**What the task requires:**
Give back all the entries below. Omit none of them.

**Data to use:**
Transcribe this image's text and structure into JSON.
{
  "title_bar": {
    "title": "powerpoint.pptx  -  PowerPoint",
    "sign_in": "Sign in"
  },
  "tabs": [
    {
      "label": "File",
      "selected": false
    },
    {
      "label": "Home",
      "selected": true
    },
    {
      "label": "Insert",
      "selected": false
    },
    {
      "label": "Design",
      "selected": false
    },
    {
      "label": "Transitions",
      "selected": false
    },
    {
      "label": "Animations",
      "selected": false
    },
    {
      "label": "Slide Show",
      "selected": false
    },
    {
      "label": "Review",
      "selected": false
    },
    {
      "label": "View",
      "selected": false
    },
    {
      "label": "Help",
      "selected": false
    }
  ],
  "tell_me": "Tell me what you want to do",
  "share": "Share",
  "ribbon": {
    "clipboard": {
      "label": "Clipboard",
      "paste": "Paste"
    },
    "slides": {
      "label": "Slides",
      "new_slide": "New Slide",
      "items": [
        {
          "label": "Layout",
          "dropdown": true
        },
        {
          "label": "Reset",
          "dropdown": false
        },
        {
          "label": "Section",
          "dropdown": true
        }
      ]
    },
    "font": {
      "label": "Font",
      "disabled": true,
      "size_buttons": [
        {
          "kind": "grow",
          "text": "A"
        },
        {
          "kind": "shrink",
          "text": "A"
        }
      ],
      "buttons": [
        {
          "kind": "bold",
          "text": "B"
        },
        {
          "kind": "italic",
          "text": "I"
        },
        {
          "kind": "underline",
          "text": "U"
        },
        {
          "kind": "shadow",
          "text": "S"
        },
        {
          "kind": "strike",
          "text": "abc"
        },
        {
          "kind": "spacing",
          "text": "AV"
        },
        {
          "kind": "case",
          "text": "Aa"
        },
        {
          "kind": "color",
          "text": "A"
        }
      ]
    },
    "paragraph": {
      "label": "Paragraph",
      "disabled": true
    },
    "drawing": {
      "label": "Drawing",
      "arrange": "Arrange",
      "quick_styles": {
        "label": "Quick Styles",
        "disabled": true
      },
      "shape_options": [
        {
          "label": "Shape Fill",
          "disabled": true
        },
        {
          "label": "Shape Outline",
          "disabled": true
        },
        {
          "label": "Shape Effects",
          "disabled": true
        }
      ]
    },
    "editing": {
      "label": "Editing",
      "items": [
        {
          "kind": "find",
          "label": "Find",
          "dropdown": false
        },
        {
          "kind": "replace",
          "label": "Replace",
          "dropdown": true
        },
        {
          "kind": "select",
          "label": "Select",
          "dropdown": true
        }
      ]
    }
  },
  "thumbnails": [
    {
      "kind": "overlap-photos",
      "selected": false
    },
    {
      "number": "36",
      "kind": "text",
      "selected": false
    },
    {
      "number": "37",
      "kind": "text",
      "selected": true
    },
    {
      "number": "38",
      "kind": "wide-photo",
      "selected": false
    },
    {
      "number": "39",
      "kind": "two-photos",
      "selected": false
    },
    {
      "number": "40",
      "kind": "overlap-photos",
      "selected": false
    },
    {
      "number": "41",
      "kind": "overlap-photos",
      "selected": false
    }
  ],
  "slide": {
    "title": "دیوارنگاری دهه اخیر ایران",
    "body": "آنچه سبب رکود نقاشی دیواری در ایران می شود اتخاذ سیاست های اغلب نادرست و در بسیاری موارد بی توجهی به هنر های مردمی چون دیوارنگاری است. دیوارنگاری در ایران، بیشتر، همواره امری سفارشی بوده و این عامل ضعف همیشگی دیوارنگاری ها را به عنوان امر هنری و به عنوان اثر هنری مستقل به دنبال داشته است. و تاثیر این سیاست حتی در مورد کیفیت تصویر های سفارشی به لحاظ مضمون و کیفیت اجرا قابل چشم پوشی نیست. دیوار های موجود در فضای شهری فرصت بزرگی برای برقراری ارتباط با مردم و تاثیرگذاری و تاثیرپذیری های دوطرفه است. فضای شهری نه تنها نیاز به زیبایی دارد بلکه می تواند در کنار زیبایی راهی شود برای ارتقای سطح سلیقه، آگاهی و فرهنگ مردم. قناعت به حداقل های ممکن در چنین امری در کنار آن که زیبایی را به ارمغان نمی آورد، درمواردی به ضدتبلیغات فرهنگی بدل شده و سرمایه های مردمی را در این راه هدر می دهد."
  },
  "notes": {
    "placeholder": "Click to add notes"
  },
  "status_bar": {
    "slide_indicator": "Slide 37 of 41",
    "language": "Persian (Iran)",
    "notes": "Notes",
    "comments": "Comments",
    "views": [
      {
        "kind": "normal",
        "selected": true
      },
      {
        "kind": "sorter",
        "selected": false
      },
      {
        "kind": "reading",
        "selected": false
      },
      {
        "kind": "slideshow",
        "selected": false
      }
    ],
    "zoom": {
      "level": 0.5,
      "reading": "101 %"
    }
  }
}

**The completed task:**
Transcribe this image's text and structure into JSON.
{
  "title_bar": {
    "title": "powerpoint.pptx  -  PowerPoint",
    "sign_in": "Sign in"
  },
  "tabs": [
    {
      "label": "File",
      "selected": false
    },
    {
      "label": "Home",
      "selected": true
    },
    {
      "label": "Insert",
      "selected": false
    },
    {
      "label": "Design",
      "selected": false
    },
    {
      "label": "Transitions",
      "selected": false
    },
    {
      "label": "Animations",
      "selected": false
    },
    {
      "label": "Slide Show",
      "selected": false
    },
    {
      "label": "Review",
      "selected": false
    },
    {
      "label": "View",
      "selected": false
    },
    {
      "label": "Help",
      "selected": false
    }
  ],
  "tell_me": "Tell me what you want to do",
  "share": "Share",
  "ribbon": {
    "clipboard": {
      "label": "Clipboard",
      "paste": "Paste"
    },
    "slides": {
      "label": "Slides",
      "new_slide": "New Slide",
      "items": [
        {
          "label": "Layout",
          "dropdown": true
        },
        {
          "label": "Reset",
          "dropdown": false
        },
        {
          "label": "Section",
          "dropdown": true
        }
      ]
    },
    "font": {
      "label": "Font",
      "disabled": true,
      "size_buttons": [
        {
          "kind": "grow",
          "text": "A"
        },
        {
          "kind": "shrink",
          "text": "A"
        }
      ],
      "buttons": [
        {
          "kind": "bold",
          "text": "B"
        },
        {
          "kind": "italic",
          "text": "I"
        },
        {
          "kind": "underline",
          "text": "U"
        },
        {
          "kind": "shadow",
          "text": "S"
        },
        {
          "kind": "strike",
          "text": "abc"
        },
        {
          "kind": "spacing",
          "text": "AV"
        },
        {
          "kind": "case",
          "text": "Aa"
        },
        {
          "kind": "color",
          "text": "A"
        }
      ]
    },
    "paragraph": {
      "label": "Paragraph",
      "disabled": true
    },
    "drawing": {
      "label": "Drawing",
      "arrange": "Arrange",
      "quick_styles": {
        "label": "Quick Styles",
        "disabled": true
      },
      "shape_options": [
        {
          "label": "Shape Fill",
          "disabled": true
        },
        {
          "label": "Shape Outline",
          "disabled": true
        },
        {
          "label": "Shape Effects",
          "disabled": true
        }
      ]
    },
    "editing": {
      "label": "Editing",
      "items": [
        {
          "kind": "find",
          "label": "Find",
          "dropdown": false
        },
        {
          "kind": "replace",
          "label": "Replace",
          "dropdown": true
        },
        {
          "kind": "select",
          "label": "Select",
          "dropdown": true
        }
      ]
    }
  },
  "thumbnails": [
    {
      "kind": "overlap-photos",
      "selected": false
    },
    {
      "number": "36",
      "kind": "text",
      "selected": false
    },
    {
      "number": "37",
      "kind": "text",
      "selected": true
    },
    {
      "number": "38",
      "kind": "wide-photo",
      "selected": false
    },
    {
      "number": "39",
      "kind": "two-photos",
      "selected": false
    },
    {
      "number": "40",
      "kind": "overlap-photos",
      "selected": false
    },
    {
      "number": "41",
      "kind": "overlap-photos",
      "selected": false
    }
  ],
  "slide": {
    "title": "دیوارنگاری دهه اخیر ایران",
    "body": "آنچه سبب رکود نقاشی دیواری در ایران می شود اتخاذ سیاست های اغلب نادرست و در بسیاری موارد بی توجهی به هنر های مردمی چون دیوارنگاری است. دیوارنگاری در ایران، بیشتر، همواره امری سفارشی بوده و این عامل ضعف همیشگی دیوارنگاری ها را به عنوان امر هنری و به عنوان اثر هنری مستقل به دنبال داشته است. و تاثیر این سیاست حتی در مورد کیفیت تصویر های سفارشی به لحاظ مضمون و کیفیت اجرا قابل چشم پوشی نیست. دیوار های موجود در فضای شهری فرصت بزرگی برای برقراری ارتباط با مردم و تاثیرگذاری و تاثیرپذیری های دوطرفه است. فضای شهری نه تنها نیاز به زیبایی دارد بلکه می تواند در کنار زیبایی راهی شود برای ارتقای سطح سلیقه، آگاهی و فرهنگ مردم. قناعت به حداقل های ممکن در چنین امری در کنار آن که زیبایی را به ارمغان نمی آورد، درمواردی به ضدتبلیغات فرهنگی بدل شده و سرمایه های مردمی را در این راه هدر می دهد."
  },
  "notes": {
    "placeholder": "Click to add notes"
  },
  "status_bar": {
    "slide_indicator": "Slide 37 of 41",
    "language": "Persian (Iran)",
    "notes": "Notes",
    "comments": "Comments",
    "views": [
      {
        "kind": "normal",
        "selected": true
      },
      {
        "kind": "sorter",
        "selected": false
      },
      {
        "kind": "reading",
        "selected": false
      },
      {
        "kind": "slideshow",
        "selected": false
      }
    ],
    "zoom": {
      "level": 0.5,
      "reading": "101 %"
    }
  }
}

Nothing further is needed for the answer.